The CNN sign outside of the CNN Center in downtown Atlanta
The CNN sign outside of the CNN Center in downtown Atlanta
Credit Dan Raby / WABE

  Turner Broadcasting has been synonymous with Atlanta for decades, with stations like CNN, HLN and TNT all based here.

But with the announcement of more than 900 job cuts in Atlanta, preceded by plans to move more anchors to New York, what does Turner’s reorganization mean for the area?As heard on the radio

Think back to the summer of 1980.

Georgia’s Jimmy Carter is the U.S. President, the Sun Belt’s population is booming and the South is beginning to shed its civil rights era reputation.

In the midst of all that, Turner Broadcasting launches CNN, the first 24-hour news network.

Hank Klibanoff, head of the journalism program at Emory University and the former managing editor of the Atlanta-Journal Constitution, said Turner helped solidify Atlanta as the South’s unofficial capitol.

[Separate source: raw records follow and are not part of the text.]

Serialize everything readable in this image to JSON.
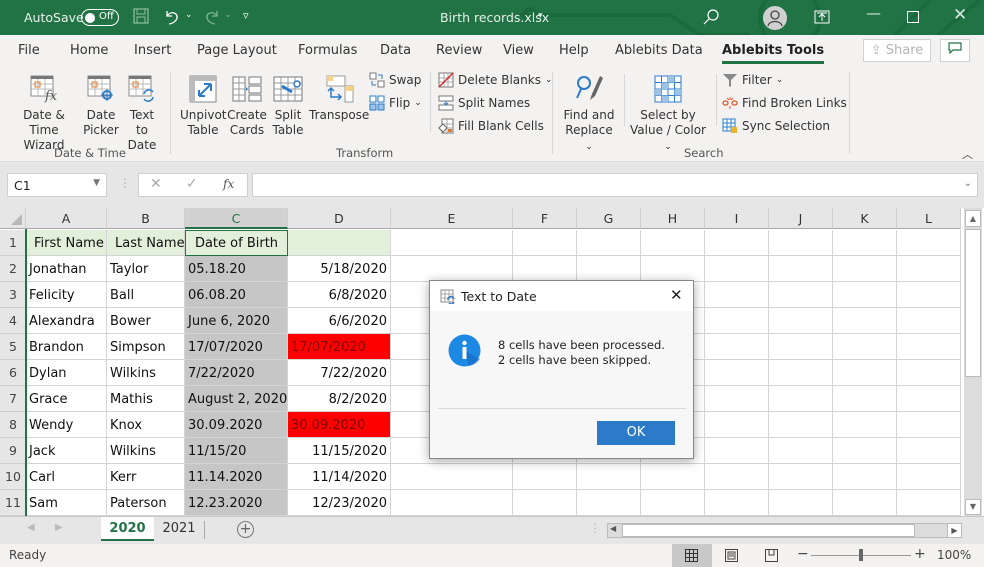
{
  "titlebar": {
    "autosave_label": "AutoSave",
    "autosave_state": "Off",
    "document_title": "Birth records.xlsx",
    "icons": [
      "save-icon",
      "undo-icon",
      "redo-icon",
      "customize-icon",
      "search-icon",
      "account-icon",
      "ribbon-display-icon",
      "minimize-icon",
      "maximize-icon",
      "close-icon"
    ]
  },
  "menu": {
    "items": [
      "File",
      "Home",
      "Insert",
      "Page Layout",
      "Formulas",
      "Data",
      "Review",
      "View",
      "Help",
      "Ablebits Data",
      "Ablebits Tools"
    ],
    "active": "Ablebits Tools",
    "share_label": "Share"
  },
  "ribbon": {
    "groups": [
      {
        "label": "Date & Time",
        "buttons": [
          {
            "line1": "Date &",
            "line2": "Time Wizard"
          },
          {
            "line1": "Date",
            "line2": "Picker"
          },
          {
            "line1": "Text to",
            "line2": "Date"
          }
        ]
      },
      {
        "label": "Transform",
        "buttons": [
          {
            "line1": "Unpivot",
            "line2": "Table"
          },
          {
            "line1": "Create",
            "line2": "Cards"
          },
          {
            "line1": "Split",
            "line2": "Table"
          },
          {
            "line1": "Transpose",
            "line2": ""
          }
        ],
        "small": [
          "Swap",
          "Flip"
        ]
      },
      {
        "label": "",
        "small": [
          "Delete Blanks",
          "Split Names",
          "Fill Blank Cells"
        ]
      },
      {
        "label": "Search",
        "buttons": [
          {
            "line1": "Find and",
            "line2": "Replace"
          },
          {
            "line1": "Select by",
            "line2": "Value / Color"
          }
        ],
        "small": [
          "Filter",
          "Find Broken Links",
          "Sync Selection"
        ]
      }
    ]
  },
  "formula_bar": {
    "name_box": "C1",
    "formula": "",
    "fx_label": "fx"
  },
  "sheet": {
    "columns": [
      "A",
      "B",
      "C",
      "D",
      "E",
      "F",
      "G",
      "H",
      "I",
      "J",
      "K",
      "L"
    ],
    "selected_column": "C",
    "rows": [
      {
        "n": "1",
        "a": "First Name",
        "b": "Last Name",
        "c": "Date of Birth",
        "d": ""
      },
      {
        "n": "2",
        "a": "Jonathan",
        "b": "Taylor",
        "c": "05.18.20",
        "d": "5/18/2020"
      },
      {
        "n": "3",
        "a": "Felicity",
        "b": "Ball",
        "c": "06.08.20",
        "d": "6/8/2020"
      },
      {
        "n": "4",
        "a": "Alexandra",
        "b": "Bower",
        "c": "June 6, 2020",
        "d": "6/6/2020"
      },
      {
        "n": "5",
        "a": "Brandon",
        "b": "Simpson",
        "c": "17/07/2020",
        "d": "17/07/2020",
        "error": true
      },
      {
        "n": "6",
        "a": "Dylan",
        "b": "Wilkins",
        "c": "7/22/2020",
        "d": "7/22/2020"
      },
      {
        "n": "7",
        "a": "Grace",
        "b": "Mathis",
        "c": "August 2, 2020",
        "d": "8/2/2020"
      },
      {
        "n": "8",
        "a": "Wendy",
        "b": "Knox",
        "c": "30.09.2020",
        "d": "30.09.2020",
        "error": true
      },
      {
        "n": "9",
        "a": "Jack",
        "b": "Wilkins",
        "c": "11/15/20",
        "d": "11/15/2020"
      },
      {
        "n": "10",
        "a": "Carl",
        "b": "Kerr",
        "c": "11.14.2020",
        "d": "11/14/2020"
      },
      {
        "n": "11",
        "a": "Sam",
        "b": "Paterson",
        "c": "12.23.2020",
        "d": "12/23/2020"
      }
    ],
    "colors": {
      "header_fill": "#e2efda",
      "source_fill": "#c6c6c6",
      "error_fill": "#ff0000",
      "accent": "#217346"
    }
  },
  "tabs": {
    "items": [
      "2020",
      "2021"
    ],
    "active": "2020"
  },
  "status": {
    "text": "Ready",
    "zoom": "100%",
    "zoom_fraction": 0.5
  },
  "dialog": {
    "title": "Text to Date",
    "line1": "8 cells have been processed.",
    "line2": "2 cells have been skipped.",
    "ok_label": "OK"
  }
}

“Those of us who grew up in the South remember growing up in a time when there were no sports franchises in the south,” he said. “There was nothing in the South that sort of suggested that you would find any sophistication or panache.”

Klibanoff said Turner, and CNN specifically, helped show Atlanta as a city on the move.

“The Democratic Party chose Atlanta for the 1988 national convention knowing that CNN was here, and that its presence wasn’t lost on the Olympic selection committee when it selected Atlanta to host the 1996 Olympics,” he said.

Founder Ted Turner had a vision of making Atlanta another national hub for news to compete with New York City and Washington, D.C. But after Turner Broadcasting was bought by Time-Warner in 1996, gradually many of the network’s big shows some or all of their production to the latter cities.

And this week Turner announced the elimination of nearly 1,500 jobs, almost a thousand of which are in the Atlanta area.

Poynter Institute’s Rick Edmonds said to some extent big layoffs have become the new norm in media, but that Turner’s “long run in Atlanta is sort of more the exception than the rule.”

The latest cuts aren’t just a hit to Atlanta’s economy; Edmonds said they also diminish Atlanta’s standing in the national media scene.

And he said the move to push more of Turner’s production to New York and DC isn’t likely to stop.

“The case for keeping it in Atlanta kind of withers,” he said.

Both Edmonds and Emory’s Klibanoff agree Atlanta’s still a hub for international brands and business, but Turner Broadcasting’s place among those brands, at least here, is fading.